Much more worrisome for Edgar Jr. is his current role as CEO and an investor in Warner Music Group. After he and his private equity partners bought Warner, cut costs, and took the company public in 2005 at $17 a share, they had one good year as share price rose to almost $30. Warner has been sinking ever since and now languishes at $6 a share.
When he first acquired WMG, I believed he might achieve redemption, away from the pressures of the family dynasty but – sad to say – at this rate, such an outcome may never occur. As F. Scott Fitzgerald has written, “So we beat on, boats against the current, borne back ceaselessly into the past.”
The Vivendi-Universal deal may have been a bust, but you cannot blame him alone for its failure. Jean-Marie Messier for one, noted for his lavish lifestyle, should bear more of the critiscm than anyone…he was Chairman after all.
“During his time as CEO of Vivendi, Messier used corporate funds to buy a $17.5 million apartment for his personal use at 515 Park Avenue at 60th Street in New York City, the swank Arthur Zeckendorf development that was home to luminaries such as Senator Jon Corzine. After he was fired, Messier tried to claim the apartment as part of his severance package, but was rebuffed. Messier then relocated to New York City to work as a business consultant.”
When Mr. Bronfman took over WMG, together with his partners, the music industry was at its peak; since then, the entire market, along with Universal, SonyBMG and EMI have all lost market share due to changes in the way consumers purchase and, in more cases, illegally obtain content. The truth of the matter is that more people are listening to music more now then ever before; unfortunetly, there is no silver bullet on how to monetize it…for now at least.
If anything, Mr. Bronfman was a shrewd investor in his property deals in NY; he sold his beautiful house at the top of the market and made a nice sum of cash…who wouldn’t want to make that type of profit from selling their home? Nicely done.
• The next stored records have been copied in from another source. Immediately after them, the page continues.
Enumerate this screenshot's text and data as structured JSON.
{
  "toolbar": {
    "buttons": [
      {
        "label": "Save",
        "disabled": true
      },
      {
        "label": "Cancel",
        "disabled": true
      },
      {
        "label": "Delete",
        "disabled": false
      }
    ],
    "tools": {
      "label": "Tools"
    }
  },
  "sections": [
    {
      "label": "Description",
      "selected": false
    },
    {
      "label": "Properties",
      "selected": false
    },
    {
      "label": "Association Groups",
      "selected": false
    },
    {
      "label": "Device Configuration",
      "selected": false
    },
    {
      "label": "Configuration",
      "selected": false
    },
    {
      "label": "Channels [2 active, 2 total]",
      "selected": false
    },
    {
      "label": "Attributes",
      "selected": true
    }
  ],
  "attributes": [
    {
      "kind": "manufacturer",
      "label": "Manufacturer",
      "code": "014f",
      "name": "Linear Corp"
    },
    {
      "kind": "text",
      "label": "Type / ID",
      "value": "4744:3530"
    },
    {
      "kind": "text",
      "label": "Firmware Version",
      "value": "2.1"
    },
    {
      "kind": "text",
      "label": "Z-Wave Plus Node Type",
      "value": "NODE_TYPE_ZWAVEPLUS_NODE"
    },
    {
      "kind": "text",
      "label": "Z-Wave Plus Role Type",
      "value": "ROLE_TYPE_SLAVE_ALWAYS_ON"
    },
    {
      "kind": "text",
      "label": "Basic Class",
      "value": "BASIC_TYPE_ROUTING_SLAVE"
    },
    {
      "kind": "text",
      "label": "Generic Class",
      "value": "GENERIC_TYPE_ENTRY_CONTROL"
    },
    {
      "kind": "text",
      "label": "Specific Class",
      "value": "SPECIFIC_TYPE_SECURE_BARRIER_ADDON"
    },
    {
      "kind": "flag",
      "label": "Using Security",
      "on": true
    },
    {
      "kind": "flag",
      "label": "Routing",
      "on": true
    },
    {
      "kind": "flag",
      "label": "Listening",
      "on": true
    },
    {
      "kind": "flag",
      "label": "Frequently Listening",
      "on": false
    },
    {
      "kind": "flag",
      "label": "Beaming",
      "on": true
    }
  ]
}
I think the attacks on Mr. Bronfman are just another attempt at the media trying to create a story where there is none. If you want a story on financial disasters, look at the mess the banking sector (eg. Citigroup anyone?) has created with the sub-prime mortage lending…that’s greed if I ever saw it.